Wishful Thinking

Through wishful thinking, individuals prioritize desires over empirical truth in forming beliefs and making decisions. This phenomenon impacts both personal and broader societal decisions, underscoring the importance of critical, evidence-based thinking in navigating life’s complexities.

Definition and Scope

  • Wishful thinking involves the preference for outcomes that are desirable but not necessarily plausible.
  • It is often contrasted with evidence-based decision-making or critical thinking.

Psychological Foundations

  • Rooted in the bias of valuing emotional satisfaction over factual truth.
  • Can be linked to the cognitive dissonance theory, where individuals experience discomfort from holding two conflicting beliefs and may resort to wishful thinking to reduce this.


  • Confirmation Bias: Seeking and interpreting evidence in ways that are partial to existing beliefs or desires.
  • Optimism Bias: Overestimating the likelihood of positive outcomes.

Effects and Implications

  • Can lead to poor decision-making due to misjudgment of risks and opportunities.
  • Influences a wide range of human activities, from personal life choices to professional strategic planning.
  • Impact on Collective Behavior: Shapes group dynamics, public policy, and historical events through the collective desires of societies.

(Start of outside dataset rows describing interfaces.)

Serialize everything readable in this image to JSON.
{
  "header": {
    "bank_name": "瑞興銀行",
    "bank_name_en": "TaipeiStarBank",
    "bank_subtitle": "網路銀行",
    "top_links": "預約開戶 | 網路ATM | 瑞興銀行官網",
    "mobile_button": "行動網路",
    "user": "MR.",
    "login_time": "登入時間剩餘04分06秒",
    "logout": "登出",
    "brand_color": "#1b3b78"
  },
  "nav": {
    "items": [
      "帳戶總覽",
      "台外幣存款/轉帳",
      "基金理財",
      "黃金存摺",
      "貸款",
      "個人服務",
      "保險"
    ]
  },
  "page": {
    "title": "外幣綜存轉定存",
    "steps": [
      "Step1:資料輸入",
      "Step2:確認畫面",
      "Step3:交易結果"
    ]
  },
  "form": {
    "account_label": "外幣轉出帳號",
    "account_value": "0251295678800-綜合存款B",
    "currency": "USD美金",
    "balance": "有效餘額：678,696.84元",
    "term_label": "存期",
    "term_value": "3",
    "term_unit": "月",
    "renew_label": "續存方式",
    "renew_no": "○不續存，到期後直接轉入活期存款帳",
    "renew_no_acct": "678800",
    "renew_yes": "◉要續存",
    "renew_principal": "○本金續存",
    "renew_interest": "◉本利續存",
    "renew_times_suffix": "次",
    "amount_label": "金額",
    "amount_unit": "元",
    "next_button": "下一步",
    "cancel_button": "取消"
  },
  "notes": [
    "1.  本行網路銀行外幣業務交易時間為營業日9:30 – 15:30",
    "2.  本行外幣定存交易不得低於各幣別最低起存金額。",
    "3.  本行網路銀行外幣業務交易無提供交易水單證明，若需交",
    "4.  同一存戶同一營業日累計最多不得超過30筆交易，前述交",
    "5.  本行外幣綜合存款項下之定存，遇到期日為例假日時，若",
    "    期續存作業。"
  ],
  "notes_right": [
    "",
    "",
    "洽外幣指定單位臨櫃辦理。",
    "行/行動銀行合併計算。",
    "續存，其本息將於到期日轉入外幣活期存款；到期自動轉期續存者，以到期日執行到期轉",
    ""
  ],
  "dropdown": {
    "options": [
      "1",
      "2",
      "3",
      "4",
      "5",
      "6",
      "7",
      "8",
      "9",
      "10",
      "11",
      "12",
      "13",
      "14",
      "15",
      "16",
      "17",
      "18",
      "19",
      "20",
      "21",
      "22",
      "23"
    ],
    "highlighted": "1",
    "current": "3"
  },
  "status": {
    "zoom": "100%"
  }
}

Historical and Philosophical Context

  • The concept can be traced back to early philosophical discussions about human nature and knowledge. Plato and Aristotle discussed forms of self-deception and the challenges of achieving true knowledge.
  • In the modern context, it has been studied within psychology and behavioral economics, notably in works related to biases and heuristics.

Neurological and Evolutionary Underpinnings

  • Neurological Foundations: Explores the brain mechanisms, especially the roles of the prefrontal cortex in decision-making and the amygdala in processing emotions, contributing to wishful thinking.
  • Evolutionary Perspectives: Suggests wishful thinking may have served as an adaptive mechanism encouraging exploration and resilience, vital for survival and creativity.


  • In finance, an investor might hold onto a losing stock due to the belief it will recover, ignoring market trends.
  • In personal relationships, an individual might believe a partner will change undesirable behaviors despite evidence to the contrary.

Key Takeaways

  • Wishful thinking highlights the conflict between desire and reality in human cognition.
  • Understanding its mechanisms can lead to insights into improving decision-making and planning by foregrounding evidence and rationality.
  • Its study spans across disciplines, offering insights into the interplay between emotion, bias, logic in human thought, and its effects on society and culture.
  • Critical Evaluation Over Comfort: The allure of wishful thinking lies in its comfort and simplicity, but it often comes at the cost of reality-based decision-making. The preference for comfortable falsehoods over uncomfortable truths underscores the importance of fostering critical thinking skills.
  • Balance Between Optimism and Realism: While wishful thinking can be detrimental in its disregard for reality, a complete absence of optimism can be equally harmful, leading to pessimism and inaction. Finding a balance is essential for mental health and effective decision-making.